__EXERCISE DETAILS__:
Without carrying over a single picture, write out the records below exactly.

__DATA FOR REVIEW__:
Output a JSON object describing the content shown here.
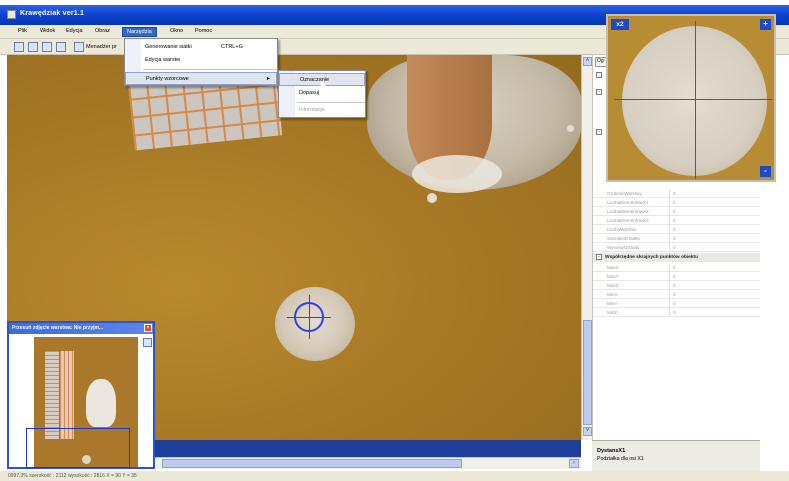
{
  "window": {
    "title": "Krawędziak ver1.1"
  },
  "menubar": {
    "items": [
      "Plik",
      "Widok",
      "Edycja",
      "Obraz",
      "Narzędzia",
      "Okno",
      "Pomoc"
    ],
    "active": "Narzędzia"
  },
  "toolbar": {
    "manager_label": "Menadżer pr"
  },
  "menu_narzedzia": {
    "items": [
      {
        "label": "Generowanie siatki",
        "shortcut": "CTRL+G"
      },
      {
        "label": "Edycja warstw",
        "shortcut": ""
      },
      {
        "label": "Punkty wzorcowe",
        "shortcut": ""
      }
    ]
  },
  "submenu_punkty": {
    "items": [
      {
        "label": "Oznaczanie",
        "enabled": true,
        "highlighted": true
      },
      {
        "label": "Dopasuj",
        "enabled": true,
        "highlighted": false
      },
      {
        "label": "Informacje",
        "enabled": false,
        "highlighted": false
      }
    ]
  },
  "overview": {
    "title": "Przesuń zdjęcie warstwa: Nie przyjm..."
  },
  "zoom": {
    "label": "x2",
    "plus": "+",
    "minus": "-"
  },
  "right_panel": {
    "tab_label": "Og",
    "props_top": [
      {
        "name": "GrubośćWarstwy",
        "value": "0"
      },
      {
        "name": "LiczbaElementówX1",
        "value": "0"
      },
      {
        "name": "LiczbaElementówX2",
        "value": "0"
      },
      {
        "name": "LiczbaElementówX3",
        "value": "0"
      },
      {
        "name": "LiczbaWęzłów",
        "value": "0"
      },
      {
        "name": "SzerokośćSiatki",
        "value": "0"
      },
      {
        "name": "WysokośćSiatki",
        "value": "0"
      }
    ],
    "section_title": "Współrzędne skrajnych punktów obiektu",
    "props_bottom": [
      {
        "name": "MaxX",
        "value": "0"
      },
      {
        "name": "MaxY",
        "value": "0"
      },
      {
        "name": "MaxZ",
        "value": "0"
      },
      {
        "name": "MinX",
        "value": "0"
      },
      {
        "name": "MinY",
        "value": "0"
      },
      {
        "name": "MinZ",
        "value": "0"
      }
    ],
    "description": {
      "title": "DystansX1",
      "text": "Podziałka dla osi X1"
    }
  },
  "statusbar": {
    "text": "0997.3%  szerokość : 2112  wysokość : 2816  X = 90  Y = 35"
  },
  "colors": {
    "titlebar": "#0a3fc9",
    "accent": "#316ac5",
    "crosshair_blue": "#3440e0",
    "crosshair_red": "#e0212a",
    "background_image": "#a97a26"
  }
}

__EXERCISE RESPONSE__:
Output a JSON object describing the content shown here.
{
  "window": {
    "title": "Krawędziak ver1.1"
  },
  "menubar": {
    "items": [
      "Plik",
      "Widok",
      "Edycja",
      "Obraz",
      "Narzędzia",
      "Okno",
      "Pomoc"
    ],
    "active": "Narzędzia"
  },
  "toolbar": {
    "manager_label": "Menadżer pr"
  },
  "menu_narzedzia": {
    "items": [
      {
        "label": "Generowanie siatki",
        "shortcut": "CTRL+G"
      },
      {
        "label": "Edycja warstw",
        "shortcut": ""
      },
      {
        "label": "Punkty wzorcowe",
        "shortcut": ""
      }
    ]
  },
  "submenu_punkty": {
    "items": [
      {
        "label": "Oznaczanie",
        "enabled": true,
        "highlighted": true
      },
      {
        "label": "Dopasuj",
        "enabled": true,
        "highlighted": false
      },
      {
        "label": "Informacje",
        "enabled": false,
        "highlighted": false
      }
    ]
  },
  "overview": {
    "title": "Przesuń zdjęcie warstwa: Nie przyjm..."
  },
  "zoom": {
    "label": "x2",
    "plus": "+",
    "minus": "-"
  },
  "right_panel": {
    "tab_label": "Og",
    "props_top": [
      {
        "name": "GrubośćWarstwy",
        "value": "0"
      },
      {
        "name": "LiczbaElementówX1",
        "value": "0"
      },
      {
        "name": "LiczbaElementówX2",
        "value": "0"
      },
      {
        "name": "LiczbaElementówX3",
        "value": "0"
      },
      {
        "name": "LiczbaWęzłów",
        "value": "0"
      },
      {
        "name": "SzerokośćSiatki",
        "value": "0"
      },
      {
        "name": "WysokośćSiatki",
        "value": "0"
      }
    ],
    "section_title": "Współrzędne skrajnych punktów obiektu",
    "props_bottom": [
      {
        "name": "MaxX",
        "value": "0"
      },
      {
        "name": "MaxY",
        "value": "0"
      },
      {
        "name": "MaxZ",
        "value": "0"
      },
      {
        "name": "MinX",
        "value": "0"
      },
      {
        "name": "MinY",
        "value": "0"
      },
      {
        "name": "MinZ",
        "value": "0"
      }
    ],
    "description": {
      "title": "DystansX1",
      "text": "Podziałka dla osi X1"
    }
  },
  "statusbar": {
    "text": "0997.3%  szerokość : 2112  wysokość : 2816  X = 90  Y = 35"
  },
  "colors": {
    "titlebar": "#0a3fc9",
    "accent": "#316ac5",
    "crosshair_blue": "#3440e0",
    "crosshair_red": "#e0212a",
    "background_image": "#a97a26"
  }
}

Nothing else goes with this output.